I went to BlogPulse to see how the keywords “ESRI”, “ArcGIS” and “Google Earth” rated over the past month. You can see on the graph below that there is almost no blip for ESRI, even with the increased focus on GIS brought out by Google Earth.

Esri google blogpulse1

As the 25th ESRI International User Conference is upon us, I also thought it would be nice to see how they keyword ESRI compared against the Where 2.0 conference. I wonder if ESRI will see a similar spike later this month. With the lack of bloggers talking about ESRI these days, I sincerely doubt it. To ignore the blogosphere is ignoring your customers.

Esri where blogpulse1

Categories
Thoughts

Users debate costs of Google Earth vs. ArcGIS

Konquest Online posts about their thoughts on Google Earth (dead link):

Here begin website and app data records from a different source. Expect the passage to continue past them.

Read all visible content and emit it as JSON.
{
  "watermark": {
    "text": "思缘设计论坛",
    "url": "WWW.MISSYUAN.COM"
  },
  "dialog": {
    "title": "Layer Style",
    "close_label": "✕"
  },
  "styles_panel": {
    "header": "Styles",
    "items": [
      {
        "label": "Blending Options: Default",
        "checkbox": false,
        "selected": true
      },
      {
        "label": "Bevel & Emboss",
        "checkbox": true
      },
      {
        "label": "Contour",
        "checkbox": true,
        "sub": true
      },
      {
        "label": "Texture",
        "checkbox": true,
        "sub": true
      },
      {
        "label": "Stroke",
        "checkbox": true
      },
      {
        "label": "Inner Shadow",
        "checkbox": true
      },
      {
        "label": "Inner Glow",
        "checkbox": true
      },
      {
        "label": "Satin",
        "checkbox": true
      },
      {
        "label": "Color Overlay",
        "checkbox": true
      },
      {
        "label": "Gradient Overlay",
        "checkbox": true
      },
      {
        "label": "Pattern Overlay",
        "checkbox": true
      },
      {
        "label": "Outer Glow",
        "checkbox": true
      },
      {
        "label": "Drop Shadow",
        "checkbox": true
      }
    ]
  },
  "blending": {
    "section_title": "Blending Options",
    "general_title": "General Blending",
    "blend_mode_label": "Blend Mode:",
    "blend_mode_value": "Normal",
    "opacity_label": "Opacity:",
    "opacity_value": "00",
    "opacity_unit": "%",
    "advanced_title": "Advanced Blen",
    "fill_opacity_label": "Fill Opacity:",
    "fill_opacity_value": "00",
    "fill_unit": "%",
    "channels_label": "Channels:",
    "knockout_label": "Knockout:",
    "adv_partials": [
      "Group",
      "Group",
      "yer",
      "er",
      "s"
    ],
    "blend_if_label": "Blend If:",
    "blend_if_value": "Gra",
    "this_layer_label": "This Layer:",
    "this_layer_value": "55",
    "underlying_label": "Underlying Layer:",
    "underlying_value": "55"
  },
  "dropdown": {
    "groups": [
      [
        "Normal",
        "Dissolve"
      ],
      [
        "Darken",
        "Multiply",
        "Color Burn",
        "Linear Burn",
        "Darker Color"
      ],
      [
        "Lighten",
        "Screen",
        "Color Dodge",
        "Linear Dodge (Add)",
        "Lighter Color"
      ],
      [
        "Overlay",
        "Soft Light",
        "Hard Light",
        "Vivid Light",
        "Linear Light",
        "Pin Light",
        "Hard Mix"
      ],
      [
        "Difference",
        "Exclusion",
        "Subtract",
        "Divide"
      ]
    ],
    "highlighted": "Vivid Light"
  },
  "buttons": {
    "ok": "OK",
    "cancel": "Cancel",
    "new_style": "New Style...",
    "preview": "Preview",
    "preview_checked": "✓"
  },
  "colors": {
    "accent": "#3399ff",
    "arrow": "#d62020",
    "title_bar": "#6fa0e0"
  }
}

“I think that GIS producers should be humbled by the work that has been done at
Google and Keyhole. It’s not perfect yet, but it was developped in about one
year, has a great interface and is free. I’ve only downloaded Google Earth, but
they also offer the software in two other flavours: Google Earth Plus (which features GPS integration, higher print resolution and more powerful annotation features) and Google Earth
Pro
(with a ton of features and can be compared with commercial GIS) But the Pro version is still priced only 400 US$/year, compared to the 10 000+ $ needed to acquire ESRI’s ArcGIS.”

While I too am quite impressed at the ease of use that Google Earth brings to desktop GIS, lets not lose site of the fact that is is only a viewer of GIS. ArcGIS, while more expensive allows GIS analysis as well as viewing the same and more GIS datasets that Google Earth does. Also ArcView is “only” about $1,500 and the 3D Analyst extension is about “$2,500”, much less that the $10,000+ figure quoted above. To compare Google Earth with ArcGIS is about the same as comparing Word Pad with Microsoft Word. To even list all the functions that ArcView does beyond Google Earth would take pages on pages of this blog. Don’t lose sight of the purpose of Google Earth, nor what ArcGIS is about.